P3: chimney up the very back side of the cave till you reach the top, then work your way out towards the chockstone until you can squeeze through a small opening behind the chockstone (M4). When we climbed this section, Andy tied into the middle of the rope and led through the opening, clipping just one side of the rope. He then used the other side of the rope to haul packs through the opening. Set a belay anchor in another cave about 20 feet above the top of the opening, but you may want to extend the anchor down to the top of the opening to facilitate hauling packs. This pitch is lots of fun.

P4: exit the cave on the right and climb one last enjoyable drytooling section to the final snow slope (M4).


The route is on the south face of Otis Peak, between Zowie and Wham. Descend by walking off right (same as the Wham Couloir) or by rappeling the route. The walk off can be hard to find in whiteout and may require a rappel if you get off route. There are currently no fixed anchors on the route, but it wouldn't take may rappels as the middle of the route could be downclimbed.


Stoppers, cams to a #3 C4, 2 knifeblades, 1 Lost Arrow, 2 baby angles, #11 hex (or a #4 C4), 1 stubby screw. If the ice pillar on P1 is in better shape, you might want more screws.
Congratulations, boys! People have been eyeing that line for a long time, but I don't think anyone else has ever braved those chockstones.

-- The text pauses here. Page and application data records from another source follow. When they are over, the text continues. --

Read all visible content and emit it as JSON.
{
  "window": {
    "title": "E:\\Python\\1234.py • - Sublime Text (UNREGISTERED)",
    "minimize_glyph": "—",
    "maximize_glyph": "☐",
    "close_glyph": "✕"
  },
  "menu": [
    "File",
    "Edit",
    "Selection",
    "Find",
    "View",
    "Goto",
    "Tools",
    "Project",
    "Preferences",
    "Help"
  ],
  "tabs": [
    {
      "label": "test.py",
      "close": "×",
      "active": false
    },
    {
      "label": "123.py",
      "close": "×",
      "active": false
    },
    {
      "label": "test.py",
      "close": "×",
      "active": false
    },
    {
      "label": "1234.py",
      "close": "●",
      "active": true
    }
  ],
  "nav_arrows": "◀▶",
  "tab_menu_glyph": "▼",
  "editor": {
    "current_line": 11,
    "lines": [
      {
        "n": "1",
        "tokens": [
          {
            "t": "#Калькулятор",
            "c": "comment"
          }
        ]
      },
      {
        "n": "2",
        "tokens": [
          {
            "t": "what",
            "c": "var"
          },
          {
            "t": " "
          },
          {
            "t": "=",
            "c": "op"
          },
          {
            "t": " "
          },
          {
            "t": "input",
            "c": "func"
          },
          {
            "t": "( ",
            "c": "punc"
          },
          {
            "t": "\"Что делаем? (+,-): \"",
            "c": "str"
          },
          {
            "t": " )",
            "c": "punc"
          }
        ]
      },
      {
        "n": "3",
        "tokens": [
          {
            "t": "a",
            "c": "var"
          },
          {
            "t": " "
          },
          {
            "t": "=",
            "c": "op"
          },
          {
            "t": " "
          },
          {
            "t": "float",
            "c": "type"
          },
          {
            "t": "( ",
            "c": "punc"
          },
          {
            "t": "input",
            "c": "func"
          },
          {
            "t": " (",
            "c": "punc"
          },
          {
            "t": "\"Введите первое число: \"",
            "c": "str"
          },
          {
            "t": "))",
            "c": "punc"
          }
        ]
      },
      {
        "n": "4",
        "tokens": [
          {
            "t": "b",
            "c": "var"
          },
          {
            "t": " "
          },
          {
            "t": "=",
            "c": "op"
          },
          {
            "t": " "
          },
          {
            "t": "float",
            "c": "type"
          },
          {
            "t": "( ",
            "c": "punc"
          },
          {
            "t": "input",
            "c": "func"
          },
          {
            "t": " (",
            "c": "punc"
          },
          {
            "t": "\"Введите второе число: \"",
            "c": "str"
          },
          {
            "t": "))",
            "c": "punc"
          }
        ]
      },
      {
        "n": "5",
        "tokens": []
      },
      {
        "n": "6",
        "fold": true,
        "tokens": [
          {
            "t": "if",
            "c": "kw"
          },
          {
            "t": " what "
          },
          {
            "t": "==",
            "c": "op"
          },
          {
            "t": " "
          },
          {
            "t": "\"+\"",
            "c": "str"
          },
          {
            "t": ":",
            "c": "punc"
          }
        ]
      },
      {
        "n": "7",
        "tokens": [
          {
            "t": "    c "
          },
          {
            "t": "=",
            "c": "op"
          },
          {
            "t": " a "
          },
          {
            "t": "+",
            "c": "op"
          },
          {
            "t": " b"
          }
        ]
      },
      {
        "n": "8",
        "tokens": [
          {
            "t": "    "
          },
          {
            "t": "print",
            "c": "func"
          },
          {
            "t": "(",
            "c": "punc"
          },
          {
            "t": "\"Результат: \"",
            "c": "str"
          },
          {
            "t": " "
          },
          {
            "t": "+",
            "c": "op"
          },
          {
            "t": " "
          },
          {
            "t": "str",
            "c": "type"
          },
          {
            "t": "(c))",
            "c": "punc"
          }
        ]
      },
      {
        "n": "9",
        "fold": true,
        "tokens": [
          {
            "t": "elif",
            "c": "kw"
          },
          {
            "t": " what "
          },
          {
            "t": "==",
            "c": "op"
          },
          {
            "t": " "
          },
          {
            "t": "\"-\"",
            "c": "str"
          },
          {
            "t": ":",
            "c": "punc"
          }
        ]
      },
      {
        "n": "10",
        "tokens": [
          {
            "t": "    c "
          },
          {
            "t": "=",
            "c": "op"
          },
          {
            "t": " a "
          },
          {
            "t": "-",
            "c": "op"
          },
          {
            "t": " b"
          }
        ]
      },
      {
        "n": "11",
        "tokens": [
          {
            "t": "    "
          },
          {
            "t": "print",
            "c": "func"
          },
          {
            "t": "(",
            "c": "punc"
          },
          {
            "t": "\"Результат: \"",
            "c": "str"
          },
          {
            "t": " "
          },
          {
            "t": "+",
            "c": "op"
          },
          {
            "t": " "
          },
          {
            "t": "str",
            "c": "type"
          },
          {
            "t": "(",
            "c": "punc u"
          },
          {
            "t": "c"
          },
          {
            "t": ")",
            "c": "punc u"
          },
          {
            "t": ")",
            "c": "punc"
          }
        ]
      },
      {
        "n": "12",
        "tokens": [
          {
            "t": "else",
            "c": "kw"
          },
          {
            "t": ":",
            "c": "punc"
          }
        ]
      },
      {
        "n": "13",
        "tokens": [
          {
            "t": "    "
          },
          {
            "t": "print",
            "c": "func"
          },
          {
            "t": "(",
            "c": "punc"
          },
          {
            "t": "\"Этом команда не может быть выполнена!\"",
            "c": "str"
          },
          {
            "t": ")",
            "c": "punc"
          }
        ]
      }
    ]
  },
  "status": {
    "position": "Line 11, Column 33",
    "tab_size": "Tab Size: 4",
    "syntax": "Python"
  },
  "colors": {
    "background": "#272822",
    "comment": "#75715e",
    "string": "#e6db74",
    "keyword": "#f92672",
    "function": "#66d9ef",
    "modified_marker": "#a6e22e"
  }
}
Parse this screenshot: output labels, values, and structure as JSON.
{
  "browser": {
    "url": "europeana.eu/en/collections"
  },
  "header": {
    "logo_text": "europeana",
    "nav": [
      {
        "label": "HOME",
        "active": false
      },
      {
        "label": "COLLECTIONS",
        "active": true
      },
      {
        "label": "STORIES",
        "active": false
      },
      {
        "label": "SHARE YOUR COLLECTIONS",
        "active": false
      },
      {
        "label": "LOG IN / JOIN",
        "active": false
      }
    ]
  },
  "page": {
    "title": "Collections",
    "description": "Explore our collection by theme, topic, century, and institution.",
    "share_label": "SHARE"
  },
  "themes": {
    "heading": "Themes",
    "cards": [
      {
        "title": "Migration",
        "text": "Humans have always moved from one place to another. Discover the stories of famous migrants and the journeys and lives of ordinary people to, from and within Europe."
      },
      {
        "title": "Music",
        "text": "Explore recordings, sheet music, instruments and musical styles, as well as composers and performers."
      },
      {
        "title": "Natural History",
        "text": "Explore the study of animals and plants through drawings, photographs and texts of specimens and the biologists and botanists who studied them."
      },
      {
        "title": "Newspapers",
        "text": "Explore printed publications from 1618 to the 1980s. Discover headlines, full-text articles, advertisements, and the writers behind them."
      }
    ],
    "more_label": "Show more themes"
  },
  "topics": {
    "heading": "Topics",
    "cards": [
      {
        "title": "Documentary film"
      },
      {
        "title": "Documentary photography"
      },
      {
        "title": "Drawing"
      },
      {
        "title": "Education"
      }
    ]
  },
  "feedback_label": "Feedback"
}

For a first-person account of this climb, see Colorado MoJo: coloradomountainjournal.com…. Jan 25, 2010
Kevin Landolt
Fort Collins, Wyoming
Kevin Landolt   Fort Collins, Wyoming
Climbed it today via a fat dripping pillar over the first chockstone. The second chockstone was entirely iced up as well. Really fun climb. May 22, 2010